Hmm, it seems The Diamond Age is taking over this post. This is appropriate, considering it took over the entire month of November. Actually, that’s not accurate: I began this book in October and was glued to the first 300 pages. In the last quarter I thought it bogged a bit and I wound up setting it aside for a while. I finished it over Thanksgiving weekend, and though I have quibbles, I am thoroughly glad I read it. As bildungsromans go, this was a doozy.
I’ll try to revisit it in a proper review later on. Right now there’s a sweaty infant head cutting off the circulation in my left arm and the laptop battery is burning my leg. Time to tuck this computer in for the night.
Alan Bradley, Apples to Apples, Flavia de Luce, Games, Harvey, Jimmy Stewart, Neal Stephenson, Sweetness at the Bottom of the Pie, The Diamond Age, Young Lady's Primer
Rose is eleven now? Wow, time flies.
And isn’t it a funny old world when you start sighing over the rapid growing-up of a child you’ve never even met!
(I’ll admit sheepishly, I had to look up bildungsroman. Shame.)
On December 1, 2009 at 11:11 pm
monica @ paper bridges says:
we have Apples to Apples Jr. version, for the younger crowd. 5-9 yrs., I think? we love it too.
On December 2, 2009 at 6:07 am
I think I’m going to have to read The Diamond Age. Thanks for bringing it to my attention. 🙂
Another word game that my kids enjoy is Visual Eyes (I think that’s how it’s spelled). There are about twenty large dice with pictures on each side. The object is to toss the dice and then come up with a compound word or phrase that uses a pair of the pictures. It doesn’t have to be a long game, and it doesn’t have to be competitive. It’s fun. I think your middle kids would enjoy it.
On December 2, 2009 at 6:24 am
Jen Lynch says:
LOVE “Apples to Apples.” We play the “litigation” version–your answer may not seem the best on the surface but if you can argue for it effectively you may still win!
Also loved “Sweetness at the Bottom of the Pie.” Evie read it first, passed it to me, passed it to Scott, passed it to a friend. A deliciously twisted read!
On December 2, 2009 at 8:14 am
I LOVE Music Ace. I used to be a public school music teacher and somewhere along the way one of the schools had Music Ace and I thought it was great. *I* loved to play it! AND I was in Harvey in high school (dramatic production) I played Veta…..but I was totally jealous of the name Myrtle Mae!!
On December 2, 2009 at 9:03 am
Books! May I update you on my Betsy-Tacy conversion? I checked out two books from the library. The first one I read was B-T Goes Downtown. It wasn’t my favorite book, but it was enjoyable.
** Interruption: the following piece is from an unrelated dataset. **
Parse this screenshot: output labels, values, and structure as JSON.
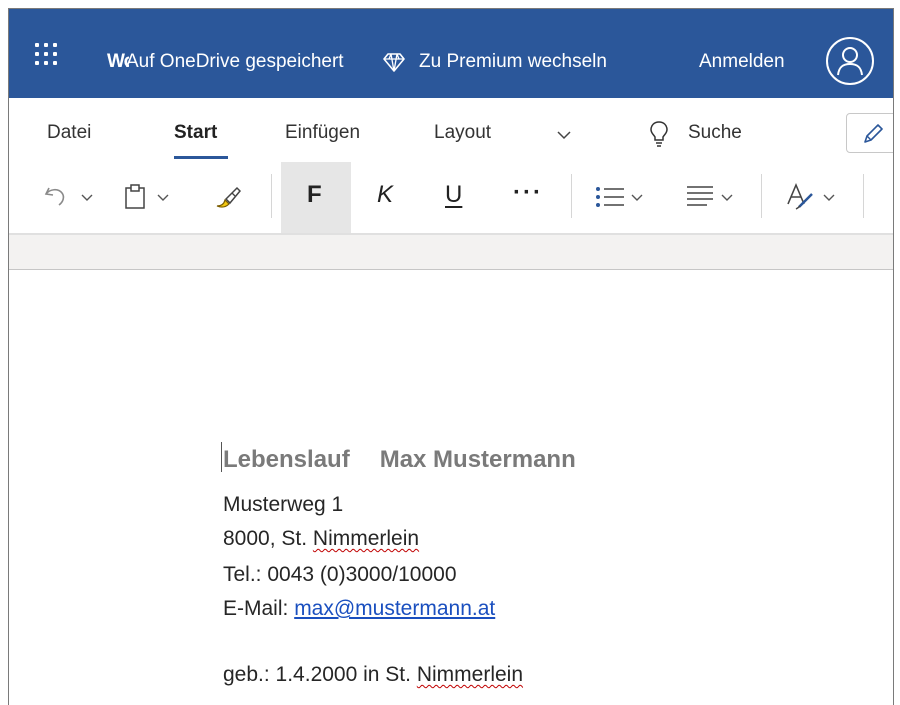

But! B-T and Tib! Lovely book, I can see how you’d fall in love with them. I’ve tried to tantalize my 7yo with the description of them, and that they cut each other’s hair, but she’s not interested yet. Too busy reading the Marsha Williams graphic novel version of Dickens!
On December 2, 2009 at 10:44 am
Shhh…don’t tell! I’m “upgrading” our Apples to Apples to the grown up version for Christmas!! Did you know you can buy cards and print your own Apples to Apples?? I can’t remember where I saw them, but probably Amazon……
On December 2, 2009 at 11:53 am
LOL! When I was reading this just now, I read ‘it [the sewing machine] has been whirring all afternoon’ as ‘I [as in you, Mom] have been whining all afternoon’. !!! 😉
On December 2, 2009 at 12:43 pm
Melissa Wiley says:
Ha! No, it was TODAY that I whined all afternoon about the machine’s tension problems. But I have solicited suggestions from more experienced seamstress friends, and hopefully their advice will result in more whirring and less whining. 😉
On December 2, 2009 at 8:21 pm